India’s MRI systems market to reach $950 mn by 2030: Report. Image Source: IANS News
New Delhi, Aug 24 : The domestic magnetic resonance imaging (MRI) systems market will continue to grow at a compound annual growth rate of over 13 per cent to reach $950 by 2030, according to a report on Thursday.
Being home to the largest population in the world, India has an alarmingly increasing rise in chronic and lifestyle diseases. With an increasing emphasis on medical diagnosis before treatments and a growing demand for advanced imaging tools, the need for MRI systems has emerged as an indispensable tool in the field of diagnostics.
The report by GlobalData, a leading data and analytics company, revealed that India will account for about 18 per cent of the Asia-Pacific (APAC) MRI systems market in 2023.
“As India grapples with the challenges posed by various diseases, MRI scanners have become crucial in enhancing patient care, enabling informed decision-making, and offering a non-invasive three-dimensional view of the human body. Multinational players such as GE Healthcare, Philips Healthcare, and Siemens Healthineers AG dominate India’s MRI Systems market,” said Ayshi Ganguly, Medical Devices Analyst at GlobalData, in a statement.
The market for MRI systems doesn’t cater to small healthcare centres in semi-urban and rural areas due to the high initial setup cost and maintenance. Additionally, the lack of skilled technicians often makes it challenging to operate high-end MRI systems.
This drives the requirement for an alternative device that is more accessible and cost-effective for the majority of the Indian population.

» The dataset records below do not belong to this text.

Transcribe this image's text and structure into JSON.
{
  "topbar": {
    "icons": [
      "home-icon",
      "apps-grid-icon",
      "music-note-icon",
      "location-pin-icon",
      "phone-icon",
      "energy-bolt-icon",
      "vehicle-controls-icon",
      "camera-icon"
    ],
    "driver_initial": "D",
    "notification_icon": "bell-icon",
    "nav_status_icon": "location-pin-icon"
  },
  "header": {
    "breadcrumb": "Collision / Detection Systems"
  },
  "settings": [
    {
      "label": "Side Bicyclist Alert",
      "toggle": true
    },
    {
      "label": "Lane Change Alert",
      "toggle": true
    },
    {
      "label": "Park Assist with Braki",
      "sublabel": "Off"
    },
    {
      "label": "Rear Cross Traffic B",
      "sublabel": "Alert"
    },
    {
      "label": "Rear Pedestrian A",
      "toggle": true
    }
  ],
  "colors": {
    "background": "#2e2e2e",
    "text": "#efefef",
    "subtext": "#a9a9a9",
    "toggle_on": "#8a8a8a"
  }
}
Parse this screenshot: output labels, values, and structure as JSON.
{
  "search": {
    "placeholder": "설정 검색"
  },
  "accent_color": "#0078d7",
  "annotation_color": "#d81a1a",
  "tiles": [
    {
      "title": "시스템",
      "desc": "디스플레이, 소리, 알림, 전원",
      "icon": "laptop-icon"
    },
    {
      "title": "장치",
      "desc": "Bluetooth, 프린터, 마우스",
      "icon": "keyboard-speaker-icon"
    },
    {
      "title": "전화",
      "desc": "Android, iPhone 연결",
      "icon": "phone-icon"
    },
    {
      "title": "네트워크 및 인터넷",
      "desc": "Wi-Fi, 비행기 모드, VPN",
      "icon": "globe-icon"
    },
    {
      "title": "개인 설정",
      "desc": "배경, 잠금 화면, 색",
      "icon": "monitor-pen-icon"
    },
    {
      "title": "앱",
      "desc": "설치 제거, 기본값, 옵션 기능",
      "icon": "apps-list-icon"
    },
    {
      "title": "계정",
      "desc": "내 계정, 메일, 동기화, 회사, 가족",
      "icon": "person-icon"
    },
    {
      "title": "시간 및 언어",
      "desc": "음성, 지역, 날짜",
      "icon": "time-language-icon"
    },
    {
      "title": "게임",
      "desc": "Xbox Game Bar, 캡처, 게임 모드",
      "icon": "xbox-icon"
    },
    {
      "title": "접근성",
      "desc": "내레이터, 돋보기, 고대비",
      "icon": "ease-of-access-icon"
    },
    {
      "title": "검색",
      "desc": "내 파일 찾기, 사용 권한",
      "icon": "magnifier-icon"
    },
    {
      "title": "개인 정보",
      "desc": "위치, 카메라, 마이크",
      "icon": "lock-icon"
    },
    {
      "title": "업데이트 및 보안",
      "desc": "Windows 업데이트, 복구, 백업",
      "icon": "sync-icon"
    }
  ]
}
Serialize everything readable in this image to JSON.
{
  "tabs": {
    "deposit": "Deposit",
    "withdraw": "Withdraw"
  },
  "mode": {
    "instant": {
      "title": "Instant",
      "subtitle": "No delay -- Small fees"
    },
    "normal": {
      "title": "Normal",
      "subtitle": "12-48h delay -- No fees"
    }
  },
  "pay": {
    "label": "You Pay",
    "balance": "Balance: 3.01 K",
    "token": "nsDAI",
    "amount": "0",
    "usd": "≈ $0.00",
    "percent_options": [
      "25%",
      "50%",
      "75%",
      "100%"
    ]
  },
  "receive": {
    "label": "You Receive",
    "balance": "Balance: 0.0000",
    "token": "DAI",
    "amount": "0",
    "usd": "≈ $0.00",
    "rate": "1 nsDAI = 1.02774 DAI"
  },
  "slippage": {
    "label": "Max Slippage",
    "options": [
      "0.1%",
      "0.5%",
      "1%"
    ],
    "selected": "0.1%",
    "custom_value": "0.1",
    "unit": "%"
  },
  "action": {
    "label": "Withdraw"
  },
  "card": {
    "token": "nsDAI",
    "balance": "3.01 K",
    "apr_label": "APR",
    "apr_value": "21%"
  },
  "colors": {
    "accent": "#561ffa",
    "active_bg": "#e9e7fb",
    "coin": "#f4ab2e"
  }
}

As a result, India launched its first very own manufactured MRI scanner, which will be available for clinical research from October 2023. This high-speed device is well-equipped with customised software and hardware that makes it lightweight.
This indigenous scanner uses nitrogen as a coolant instead of the scarcely available helium. The use of more advanced 1.5 Tesla magnets is expected to potentially reduce scanning costs by 30 per cent.
“The introduction of such homegrown devices will contribute to early diagnostics that track the spread of diseases, thereby enabling better patient monitoring and outcomes. With further clinical development of this device, India will be able to expand the scope of exports and create a favourable business environment for the healthcare sector,” Ganguly said.
“Furthermore, the ‘Make-in-India’ policy aims to boost domestic manufacturing of medical equipment and devices, thereby reducing dependence on imports in the upcoming years. Therefore, with such government initiatives to improve healthcare infrastructure, the Indian MRI systems market is all set to flourish, offering promising opportunities for domestic and international manufacturers,” she added.